What
does a positive progression look like?
These charts are much like the set of charts on long
term vs. short term, except they are for a positive progression
player. These charts are modeled after the progression found in
21st Century Blackjack by Walter Thomason. There are four
charts on this page displaying results starting with the short term
(1,000 hands) and moving through successively longer terms (up to
a million hands). The 1,000 hands in this chart are displayed in
100 groups of ten hands each. Each group of ten hands is a vertical
line showing the minimum and maximum overall result from the start
of the chart during those ten hands. What we see is fairly random
movement. We win at first, then generally move down and after a
while nearly make it back to even after about 900 hands.

Now we move to 10,000 hands in groups of 100. Here we see that
the player actually made his money back and turned a profit after
1,400 hands. But then started a downward fall.

Let's expand this to 100,000 hands in groups of 1,000. We see the
yaxis has expanded as our results in this section range from 1,000
units behind to 200 units ahead. Here we see that after 28,000 hands
the player is ahead again. And again after 50,000 hands the player
is ahead a couple more times. After this we fall quite a bit behind.

Finally, 1,000,000 hands in groups of 10,000. Here we start to see
the long run. We start at zero units won and after several points
where we turned a profit, we end up losing 9,000 units. The line
is smoother as we are looking at more hands, but we still see periods
of increasing bankroll at this resolution. If this were expanded
to 100,000,000 hands you would see a nearly straight downward slope.
Normal standard deviation allows just about anything to happen in
the short term and a Basic Strategy player's results would not look
much different.
Of course this is just one run. Other runs will see the swings
at different points and of different sizes. Some groups of 50,000
hands will win and some will lose. But, the house edge is still
the same as flat betting. At any specific number of hands, the average
expected loss will be the house edge times the number of bets.
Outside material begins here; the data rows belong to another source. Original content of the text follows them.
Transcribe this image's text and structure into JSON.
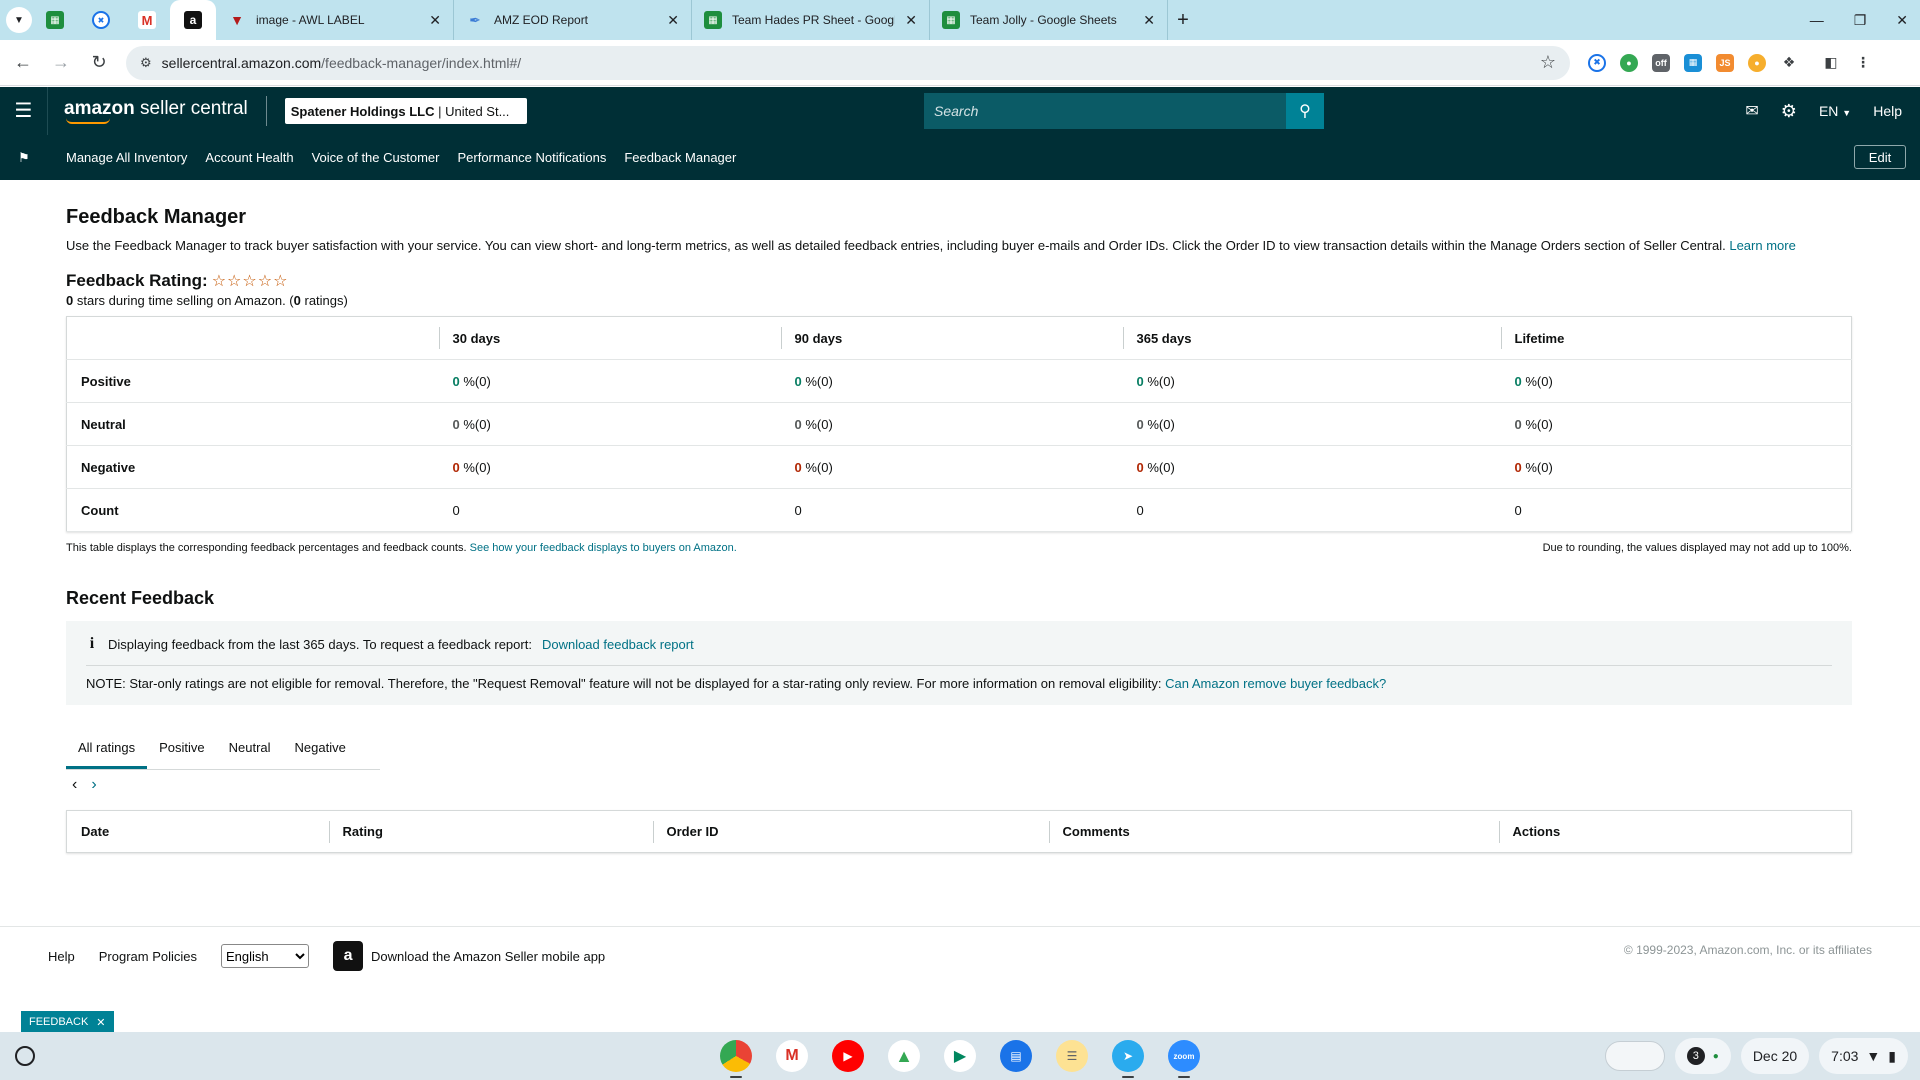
{
  "browser": {
    "tabs": [
      {
        "title": "image - AWL LABEL",
        "icon": "awl-icon"
      },
      {
        "title": "AMZ EOD Report",
        "icon": "eod-icon"
      },
      {
        "title": "Team Hades PR Sheet - Google",
        "icon": "sheets-icon"
      },
      {
        "title": "Team Jolly - Google Sheets",
        "icon": "sheets-icon"
      }
    ],
    "url_host": "sellercentral.amazon.com",
    "url_path": "/feedback-manager/index.html#/"
  },
  "header": {
    "logo_main": "amazon",
    "logo_sub": "seller central",
    "account_name": "Spatener Holdings LLC",
    "account_region": "| United St...",
    "search_placeholder": "Search",
    "language": "EN",
    "help": "Help"
  },
  "subnav": {
    "links": [
      "Manage All Inventory",
      "Account Health",
      "Voice of the Customer",
      "Performance Notifications",
      "Feedback Manager"
    ],
    "edit": "Edit"
  },
  "page": {
    "title": "Feedback Manager",
    "intro": "Use the Feedback Manager to track buyer satisfaction with your service. You can view short- and long-term metrics, as well as detailed feedback entries, including buyer e-mails and Order IDs. Click the Order ID to view transaction details within the Manage Orders section of Seller Central.",
    "learn_more": "Learn more",
    "rating_label": "Feedback Rating:",
    "stars_value": "0",
    "stars_text": "stars during time selling on Amazon. (",
    "ratings_value": "0",
    "ratings_text": "ratings)"
  },
  "feedback_table": {
    "columns": [
      "30 days",
      "90 days",
      "365 days",
      "Lifetime"
    ],
    "rows": [
      {
        "label": "Positive",
        "values": [
          "0",
          "0",
          "0",
          "0"
        ],
        "suffix": "%(0)"
      },
      {
        "label": "Neutral",
        "values": [
          "0",
          "0",
          "0",
          "0"
        ],
        "suffix": "%(0)"
      },
      {
        "label": "Negative",
        "values": [
          "0",
          "0",
          "0",
          "0"
        ],
        "suffix": "%(0)"
      },
      {
        "label": "Count",
        "values": [
          "0",
          "0",
          "0",
          "0"
        ]
      }
    ],
    "note_left": "This table displays the corresponding feedback percentages and feedback counts.",
    "note_link": "See how your feedback displays to buyers on Amazon.",
    "note_right": "Due to rounding, the values displayed may not add up to 100%."
  },
  "recent": {
    "title": "Recent Feedback",
    "info_text": "Displaying feedback from the last 365 days. To request a feedback report:",
    "info_link": "Download feedback report",
    "note_text": "NOTE: Star-only ratings are not eligible for removal. Therefore, the \"Request Removal\" feature will not be displayed for a star-rating only review. For more information on removal eligibility:",
    "note_link": "Can Amazon remove buyer feedback?",
    "tabs": [
      "All ratings",
      "Positive",
      "Neutral",
      "Negative"
    ],
    "columns": [
      "Date",
      "Rating",
      "Order ID",
      "Comments",
      "Actions"
    ]
  },
  "footer": {
    "help": "Help",
    "policies": "Program Policies",
    "language_selected": "English",
    "app_text": "Download the Amazon Seller mobile app",
    "copyright": "© 1999-2023, Amazon.com, Inc. or its affiliates",
    "chip": "FEEDBACK"
  },
  "shelf": {
    "notifications": "3",
    "date": "Dec 20",
    "time": "7:03"
  },
  "colors": {
    "header_bg": "#002f36",
    "accent": "#007185",
    "positive": "#067d62",
    "negative": "#b12704"
  }
}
Unlike
the card counter's results at long
term vs. short term, the trend is down.

Sim details
 Six decks, S17, DAS, 4.8/6 penetration, 1 player, Basic Strategy,
Positive 2, 3, 4, 5 progression.
 One million rounds